◆ Work task ◆
Give the number of lines in the data below that contain "title", and only that number.

Stored items from a collection

=== Begin Enclosure ===

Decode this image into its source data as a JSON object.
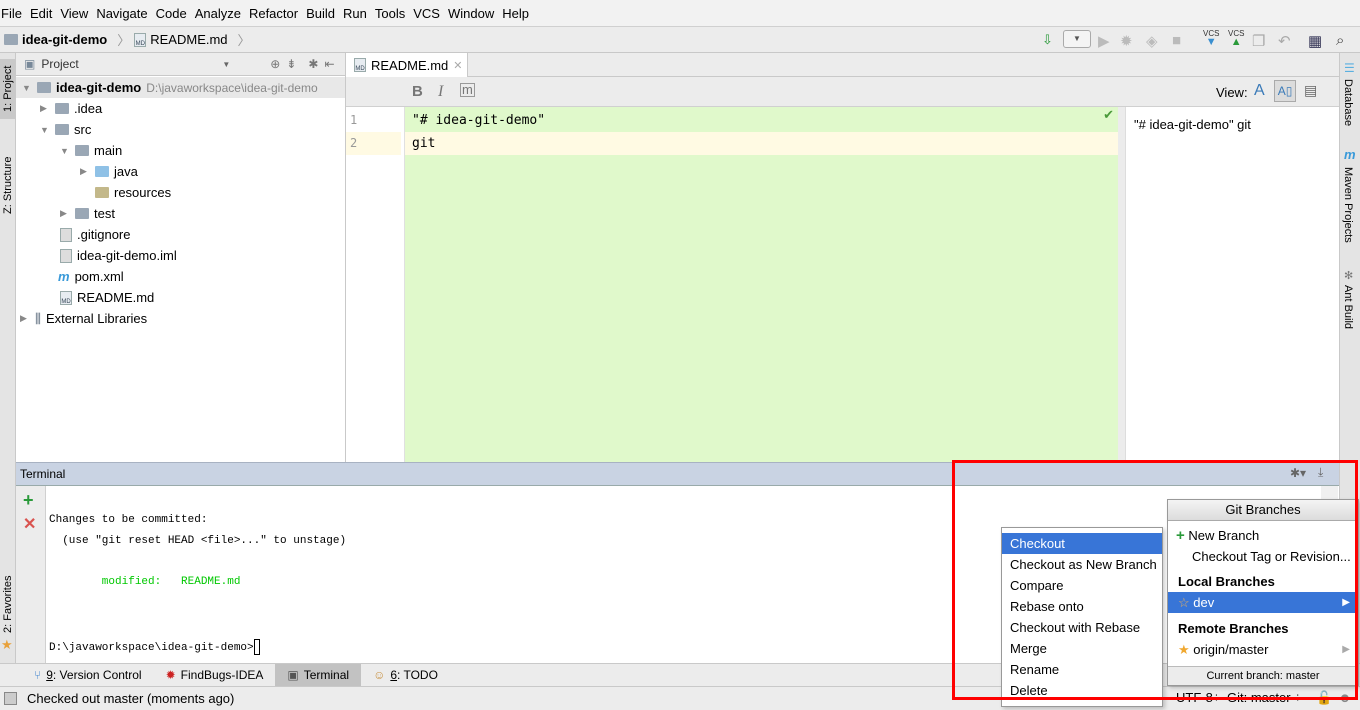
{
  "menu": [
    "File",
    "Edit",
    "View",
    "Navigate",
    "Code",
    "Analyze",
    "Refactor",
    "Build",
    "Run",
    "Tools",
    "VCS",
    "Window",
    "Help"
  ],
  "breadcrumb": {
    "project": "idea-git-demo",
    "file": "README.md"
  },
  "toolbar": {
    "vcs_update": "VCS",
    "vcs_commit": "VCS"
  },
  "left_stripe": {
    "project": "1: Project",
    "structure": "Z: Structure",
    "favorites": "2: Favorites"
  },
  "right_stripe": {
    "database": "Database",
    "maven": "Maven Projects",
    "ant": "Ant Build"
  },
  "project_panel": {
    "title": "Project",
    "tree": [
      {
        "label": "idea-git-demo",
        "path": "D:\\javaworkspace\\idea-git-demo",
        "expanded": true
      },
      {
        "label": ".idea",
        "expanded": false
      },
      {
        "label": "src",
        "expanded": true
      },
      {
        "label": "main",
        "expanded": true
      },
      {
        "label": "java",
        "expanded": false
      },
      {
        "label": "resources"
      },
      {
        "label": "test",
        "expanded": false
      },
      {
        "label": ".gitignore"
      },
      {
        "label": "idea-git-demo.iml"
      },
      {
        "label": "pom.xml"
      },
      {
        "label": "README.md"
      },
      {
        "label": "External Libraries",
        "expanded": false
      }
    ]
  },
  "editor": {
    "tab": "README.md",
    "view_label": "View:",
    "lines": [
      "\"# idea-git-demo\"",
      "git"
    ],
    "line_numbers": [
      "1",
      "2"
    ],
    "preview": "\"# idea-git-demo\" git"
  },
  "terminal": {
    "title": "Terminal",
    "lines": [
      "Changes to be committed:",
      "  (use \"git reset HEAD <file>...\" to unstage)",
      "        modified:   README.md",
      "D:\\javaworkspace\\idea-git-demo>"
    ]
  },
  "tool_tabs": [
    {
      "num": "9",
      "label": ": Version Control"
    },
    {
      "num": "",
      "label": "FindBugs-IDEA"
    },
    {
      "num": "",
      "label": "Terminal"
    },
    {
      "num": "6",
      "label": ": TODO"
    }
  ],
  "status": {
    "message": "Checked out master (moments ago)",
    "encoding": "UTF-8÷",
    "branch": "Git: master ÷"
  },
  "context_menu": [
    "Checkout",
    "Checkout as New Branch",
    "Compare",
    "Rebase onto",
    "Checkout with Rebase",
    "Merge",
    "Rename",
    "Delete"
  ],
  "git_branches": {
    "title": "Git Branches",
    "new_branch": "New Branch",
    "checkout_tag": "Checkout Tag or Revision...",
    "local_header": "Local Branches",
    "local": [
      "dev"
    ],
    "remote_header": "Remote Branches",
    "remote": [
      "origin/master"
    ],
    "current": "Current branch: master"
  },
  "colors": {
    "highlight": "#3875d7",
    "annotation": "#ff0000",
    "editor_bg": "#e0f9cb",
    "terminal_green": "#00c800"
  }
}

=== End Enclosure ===
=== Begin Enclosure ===

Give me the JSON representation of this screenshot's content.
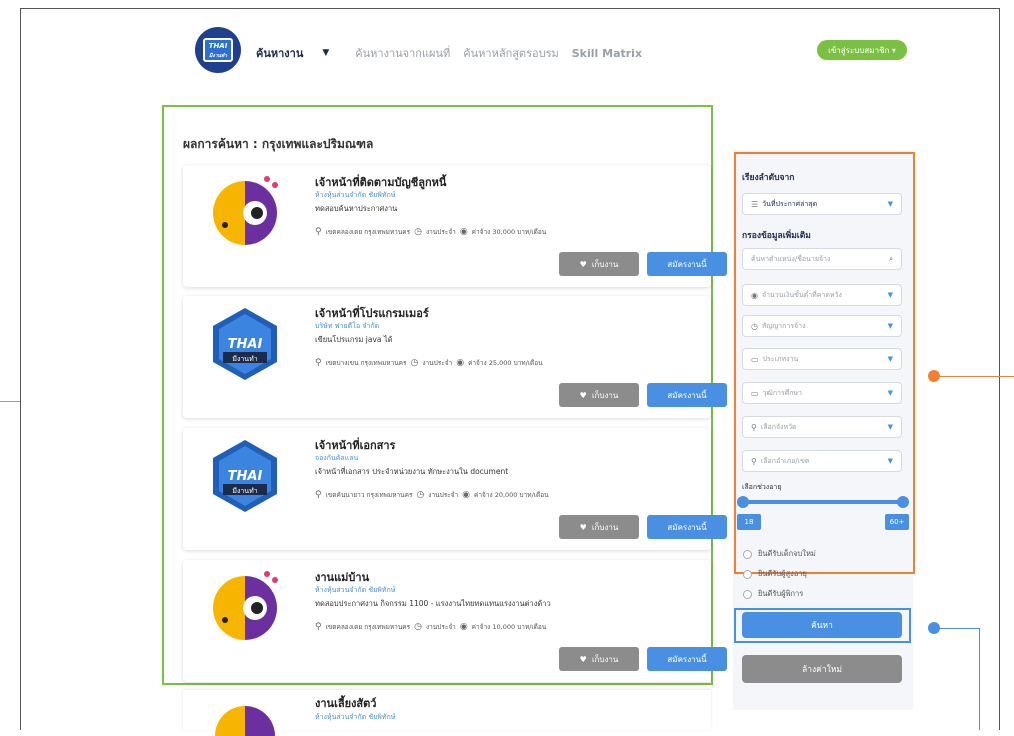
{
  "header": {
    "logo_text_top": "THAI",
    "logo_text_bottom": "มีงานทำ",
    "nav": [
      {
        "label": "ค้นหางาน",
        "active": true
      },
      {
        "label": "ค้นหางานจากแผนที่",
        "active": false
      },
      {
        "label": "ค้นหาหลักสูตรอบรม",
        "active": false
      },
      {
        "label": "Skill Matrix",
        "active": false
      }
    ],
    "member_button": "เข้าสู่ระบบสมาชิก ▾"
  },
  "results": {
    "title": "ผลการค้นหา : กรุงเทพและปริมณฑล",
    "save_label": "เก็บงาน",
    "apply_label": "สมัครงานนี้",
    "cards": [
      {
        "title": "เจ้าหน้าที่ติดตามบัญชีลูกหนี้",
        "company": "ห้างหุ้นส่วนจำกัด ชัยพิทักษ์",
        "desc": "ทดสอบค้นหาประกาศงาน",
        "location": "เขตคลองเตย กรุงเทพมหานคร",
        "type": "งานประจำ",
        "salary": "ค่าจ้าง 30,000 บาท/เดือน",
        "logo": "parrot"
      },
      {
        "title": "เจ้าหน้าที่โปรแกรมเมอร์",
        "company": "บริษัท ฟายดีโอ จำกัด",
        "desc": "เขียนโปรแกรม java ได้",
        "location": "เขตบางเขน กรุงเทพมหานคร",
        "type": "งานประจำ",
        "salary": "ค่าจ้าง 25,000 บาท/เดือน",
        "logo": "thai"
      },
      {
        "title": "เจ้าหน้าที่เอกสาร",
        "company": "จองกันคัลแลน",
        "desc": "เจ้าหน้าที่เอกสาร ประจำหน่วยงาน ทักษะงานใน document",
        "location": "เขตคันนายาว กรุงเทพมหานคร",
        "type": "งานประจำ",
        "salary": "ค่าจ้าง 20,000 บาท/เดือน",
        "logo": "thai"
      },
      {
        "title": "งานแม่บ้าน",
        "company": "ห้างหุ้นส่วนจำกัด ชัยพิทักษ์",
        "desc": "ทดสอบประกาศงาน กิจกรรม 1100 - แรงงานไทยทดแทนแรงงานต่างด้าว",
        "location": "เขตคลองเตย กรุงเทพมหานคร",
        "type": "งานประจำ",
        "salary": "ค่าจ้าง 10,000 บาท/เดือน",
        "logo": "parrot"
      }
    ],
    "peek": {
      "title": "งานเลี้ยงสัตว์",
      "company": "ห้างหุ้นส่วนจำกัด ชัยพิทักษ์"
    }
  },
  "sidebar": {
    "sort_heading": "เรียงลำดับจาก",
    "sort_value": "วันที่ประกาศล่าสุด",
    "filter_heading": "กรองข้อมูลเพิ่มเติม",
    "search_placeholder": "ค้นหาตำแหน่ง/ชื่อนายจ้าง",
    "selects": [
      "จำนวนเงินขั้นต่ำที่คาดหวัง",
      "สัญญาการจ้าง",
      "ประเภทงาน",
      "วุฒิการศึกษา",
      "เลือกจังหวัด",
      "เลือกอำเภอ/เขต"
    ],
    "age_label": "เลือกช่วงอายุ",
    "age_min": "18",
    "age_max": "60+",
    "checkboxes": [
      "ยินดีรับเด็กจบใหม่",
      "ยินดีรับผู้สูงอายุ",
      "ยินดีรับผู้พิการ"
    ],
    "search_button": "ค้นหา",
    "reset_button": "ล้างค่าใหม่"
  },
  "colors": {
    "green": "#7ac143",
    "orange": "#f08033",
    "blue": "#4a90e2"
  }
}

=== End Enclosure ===
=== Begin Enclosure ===

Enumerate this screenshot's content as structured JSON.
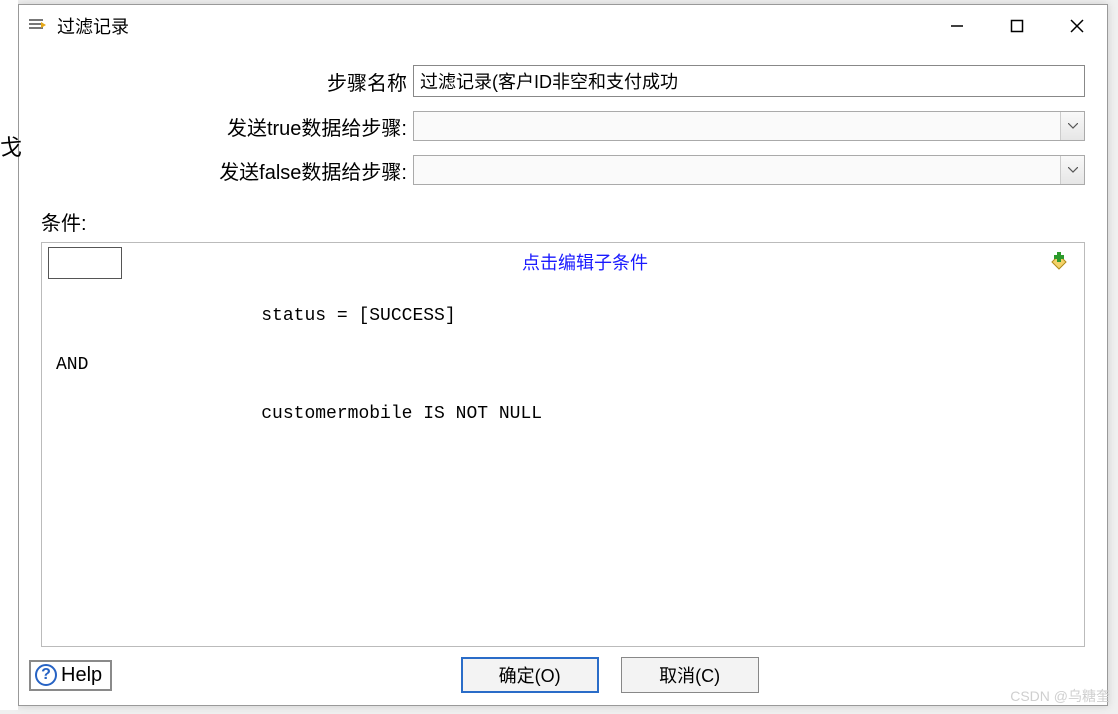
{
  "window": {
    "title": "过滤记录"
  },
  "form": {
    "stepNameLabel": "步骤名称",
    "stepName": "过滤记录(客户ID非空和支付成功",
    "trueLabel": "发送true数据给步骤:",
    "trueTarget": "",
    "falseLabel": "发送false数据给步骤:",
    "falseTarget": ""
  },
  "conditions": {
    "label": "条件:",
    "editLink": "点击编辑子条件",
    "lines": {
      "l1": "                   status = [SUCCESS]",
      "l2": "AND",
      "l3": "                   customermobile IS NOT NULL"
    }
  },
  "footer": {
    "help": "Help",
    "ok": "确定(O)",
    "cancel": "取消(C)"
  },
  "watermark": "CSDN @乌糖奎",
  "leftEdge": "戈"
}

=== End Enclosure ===

◆ Your solution ◆
10